This is a pretty piece of expressionistic theatre that pleases the eyes and ears, but its favouring of poetic ambiguity and metaphor over concrete details and characterisation creates emotional distance. It’s difficult to find sympathy for a psychopath when their childhood trauma is nostalgically romanticised or vaguely alluded to when we see so little of them directly. The language contrasts York’s (Hunter Bishop) aggressive behaviour well, but apart from a few brief moments where he and the Lady (Jade Ogugua) speak directly, it does little to serve the character.
The physical interludes between short scenes evoke the nature imagery in the text – swirling winds and rushing water as well as the passage of time. They’re brief, and do little more than contribute atmosphere and indicate transition. The physical motif and abstract movement style are certainly underused, and the naturalistic scenes play it safe by not incorporating the non-naturalistic elements. The same goes for the puppets who make an appearance in a couple of scenes – there is little point in them being there at all.
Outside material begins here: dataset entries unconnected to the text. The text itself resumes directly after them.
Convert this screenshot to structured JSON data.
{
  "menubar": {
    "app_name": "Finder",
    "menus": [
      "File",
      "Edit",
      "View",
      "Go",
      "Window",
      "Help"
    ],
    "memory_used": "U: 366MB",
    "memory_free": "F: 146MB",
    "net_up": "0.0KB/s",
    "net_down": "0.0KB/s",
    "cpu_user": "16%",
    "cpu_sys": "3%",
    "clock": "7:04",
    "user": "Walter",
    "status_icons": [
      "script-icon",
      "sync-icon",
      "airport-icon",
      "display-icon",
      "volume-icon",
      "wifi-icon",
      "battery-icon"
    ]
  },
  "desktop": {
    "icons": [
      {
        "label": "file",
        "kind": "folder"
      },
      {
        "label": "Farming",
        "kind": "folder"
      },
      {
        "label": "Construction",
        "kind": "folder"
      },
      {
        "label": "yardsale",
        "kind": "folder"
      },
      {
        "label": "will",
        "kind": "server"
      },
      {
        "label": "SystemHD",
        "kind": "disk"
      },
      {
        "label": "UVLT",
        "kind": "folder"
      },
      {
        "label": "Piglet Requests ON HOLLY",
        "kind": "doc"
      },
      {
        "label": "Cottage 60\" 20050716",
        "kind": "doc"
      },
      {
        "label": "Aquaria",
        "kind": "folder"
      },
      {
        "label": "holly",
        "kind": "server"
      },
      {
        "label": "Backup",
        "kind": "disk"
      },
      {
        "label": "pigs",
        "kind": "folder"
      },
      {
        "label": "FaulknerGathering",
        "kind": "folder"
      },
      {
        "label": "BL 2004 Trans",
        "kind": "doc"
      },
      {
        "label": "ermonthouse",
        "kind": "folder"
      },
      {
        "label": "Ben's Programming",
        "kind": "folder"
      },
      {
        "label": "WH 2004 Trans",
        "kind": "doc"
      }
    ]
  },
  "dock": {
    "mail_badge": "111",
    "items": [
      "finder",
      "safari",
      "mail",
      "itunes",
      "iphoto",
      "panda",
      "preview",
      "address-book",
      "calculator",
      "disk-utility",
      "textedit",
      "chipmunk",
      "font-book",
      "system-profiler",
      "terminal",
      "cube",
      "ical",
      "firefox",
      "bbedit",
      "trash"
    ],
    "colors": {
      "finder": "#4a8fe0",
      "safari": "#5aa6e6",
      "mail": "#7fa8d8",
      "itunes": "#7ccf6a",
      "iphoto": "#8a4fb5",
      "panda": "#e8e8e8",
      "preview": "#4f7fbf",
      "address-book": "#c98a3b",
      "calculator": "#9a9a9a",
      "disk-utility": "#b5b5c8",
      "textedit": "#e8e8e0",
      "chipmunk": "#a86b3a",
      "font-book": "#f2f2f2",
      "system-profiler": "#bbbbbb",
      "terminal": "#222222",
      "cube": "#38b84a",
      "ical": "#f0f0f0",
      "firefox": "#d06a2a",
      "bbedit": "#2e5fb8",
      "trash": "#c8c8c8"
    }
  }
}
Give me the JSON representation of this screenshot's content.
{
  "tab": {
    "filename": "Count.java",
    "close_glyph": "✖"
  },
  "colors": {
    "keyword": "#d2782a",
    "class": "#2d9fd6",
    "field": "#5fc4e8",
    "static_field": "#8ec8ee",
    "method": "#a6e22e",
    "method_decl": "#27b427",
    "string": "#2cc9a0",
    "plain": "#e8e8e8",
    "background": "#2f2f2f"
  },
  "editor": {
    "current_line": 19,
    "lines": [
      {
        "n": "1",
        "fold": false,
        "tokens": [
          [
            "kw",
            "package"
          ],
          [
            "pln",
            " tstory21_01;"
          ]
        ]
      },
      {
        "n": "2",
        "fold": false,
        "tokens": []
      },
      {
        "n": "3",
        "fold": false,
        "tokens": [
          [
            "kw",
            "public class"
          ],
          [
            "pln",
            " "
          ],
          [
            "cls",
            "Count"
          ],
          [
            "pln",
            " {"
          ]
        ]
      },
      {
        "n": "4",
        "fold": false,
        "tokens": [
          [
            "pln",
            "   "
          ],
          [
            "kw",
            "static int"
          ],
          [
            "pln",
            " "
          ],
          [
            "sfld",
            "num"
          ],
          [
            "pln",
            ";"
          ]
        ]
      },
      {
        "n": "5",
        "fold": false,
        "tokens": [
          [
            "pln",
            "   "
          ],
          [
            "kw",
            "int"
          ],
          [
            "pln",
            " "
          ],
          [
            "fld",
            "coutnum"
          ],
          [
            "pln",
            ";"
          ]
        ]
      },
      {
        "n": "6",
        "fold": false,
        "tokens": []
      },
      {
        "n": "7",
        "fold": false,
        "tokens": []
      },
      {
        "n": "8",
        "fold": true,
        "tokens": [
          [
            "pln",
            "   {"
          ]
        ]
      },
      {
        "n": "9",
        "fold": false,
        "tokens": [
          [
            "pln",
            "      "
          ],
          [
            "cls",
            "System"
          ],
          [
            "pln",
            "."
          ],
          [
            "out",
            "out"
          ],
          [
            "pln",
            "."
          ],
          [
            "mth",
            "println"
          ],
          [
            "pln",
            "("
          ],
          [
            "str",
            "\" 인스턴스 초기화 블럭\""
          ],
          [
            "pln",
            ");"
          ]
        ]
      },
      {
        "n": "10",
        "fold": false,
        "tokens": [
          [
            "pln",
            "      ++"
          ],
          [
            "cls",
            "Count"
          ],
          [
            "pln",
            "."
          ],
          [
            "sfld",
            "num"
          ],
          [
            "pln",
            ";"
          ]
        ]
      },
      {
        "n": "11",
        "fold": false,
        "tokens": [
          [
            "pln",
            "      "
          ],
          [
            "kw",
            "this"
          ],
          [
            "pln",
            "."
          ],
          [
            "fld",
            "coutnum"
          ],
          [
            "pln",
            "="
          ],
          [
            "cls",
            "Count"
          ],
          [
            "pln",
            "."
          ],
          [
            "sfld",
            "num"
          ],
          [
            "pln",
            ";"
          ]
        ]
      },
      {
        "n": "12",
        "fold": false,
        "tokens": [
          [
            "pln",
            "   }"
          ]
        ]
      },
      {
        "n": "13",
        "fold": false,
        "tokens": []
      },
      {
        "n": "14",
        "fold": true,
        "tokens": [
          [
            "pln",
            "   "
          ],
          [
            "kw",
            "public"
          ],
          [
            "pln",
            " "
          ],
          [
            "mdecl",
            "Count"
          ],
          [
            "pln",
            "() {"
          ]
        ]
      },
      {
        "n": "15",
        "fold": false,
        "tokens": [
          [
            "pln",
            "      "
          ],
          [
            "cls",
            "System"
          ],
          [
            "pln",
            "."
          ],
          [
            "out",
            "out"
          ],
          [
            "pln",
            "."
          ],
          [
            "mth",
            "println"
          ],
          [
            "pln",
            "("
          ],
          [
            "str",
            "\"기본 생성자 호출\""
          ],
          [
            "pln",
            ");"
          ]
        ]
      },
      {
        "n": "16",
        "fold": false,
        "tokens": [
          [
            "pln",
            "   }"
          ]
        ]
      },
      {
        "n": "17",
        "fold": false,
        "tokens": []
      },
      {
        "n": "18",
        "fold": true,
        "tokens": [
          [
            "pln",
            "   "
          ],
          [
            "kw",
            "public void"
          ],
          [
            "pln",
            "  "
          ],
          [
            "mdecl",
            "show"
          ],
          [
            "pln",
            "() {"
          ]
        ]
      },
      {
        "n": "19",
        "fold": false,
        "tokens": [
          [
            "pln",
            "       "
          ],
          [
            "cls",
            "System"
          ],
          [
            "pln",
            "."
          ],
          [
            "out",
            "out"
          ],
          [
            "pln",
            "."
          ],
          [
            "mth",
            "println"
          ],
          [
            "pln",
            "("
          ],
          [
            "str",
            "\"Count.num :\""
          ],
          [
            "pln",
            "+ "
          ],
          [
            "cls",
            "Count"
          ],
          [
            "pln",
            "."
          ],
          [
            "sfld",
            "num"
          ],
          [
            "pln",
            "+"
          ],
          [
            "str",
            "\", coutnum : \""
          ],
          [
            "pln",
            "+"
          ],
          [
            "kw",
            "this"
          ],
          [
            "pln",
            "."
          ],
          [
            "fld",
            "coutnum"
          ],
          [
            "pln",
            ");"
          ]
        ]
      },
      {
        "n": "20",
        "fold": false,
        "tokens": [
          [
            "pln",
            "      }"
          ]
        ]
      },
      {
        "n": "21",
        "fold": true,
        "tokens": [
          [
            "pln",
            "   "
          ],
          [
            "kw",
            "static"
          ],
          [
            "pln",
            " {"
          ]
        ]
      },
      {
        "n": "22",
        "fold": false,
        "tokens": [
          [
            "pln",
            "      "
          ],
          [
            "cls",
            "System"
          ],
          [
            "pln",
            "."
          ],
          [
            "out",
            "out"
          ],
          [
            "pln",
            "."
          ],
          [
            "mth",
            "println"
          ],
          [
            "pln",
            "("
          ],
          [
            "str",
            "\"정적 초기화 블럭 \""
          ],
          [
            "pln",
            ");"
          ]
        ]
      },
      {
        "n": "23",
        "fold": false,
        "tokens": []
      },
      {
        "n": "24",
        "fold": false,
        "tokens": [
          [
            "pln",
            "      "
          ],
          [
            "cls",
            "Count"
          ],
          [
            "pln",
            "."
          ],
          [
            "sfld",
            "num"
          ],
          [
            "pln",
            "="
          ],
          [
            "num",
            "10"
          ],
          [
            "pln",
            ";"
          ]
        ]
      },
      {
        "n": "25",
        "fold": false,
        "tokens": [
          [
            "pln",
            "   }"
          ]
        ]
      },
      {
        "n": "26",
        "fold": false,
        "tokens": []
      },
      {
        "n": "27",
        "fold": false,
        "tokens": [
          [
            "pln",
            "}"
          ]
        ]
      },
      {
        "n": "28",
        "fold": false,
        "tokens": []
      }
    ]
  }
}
The performances are generally good, with everyone getting a chance to take on a specific character as well as being part of the ensemble. Whilst no one is particularly weak, no one stands out. The accents are a bit off, but the biggest weakness is the insubstantial script. It’s pleasing to listen to, but the text is too fragmented and focused on imagery rather than conveying its story or fostering sympathy for those who’ve ended up on death row. This could be a powerful statement against the death penalty, but it never manages to give enough importance to any of the characters for that to be achieved.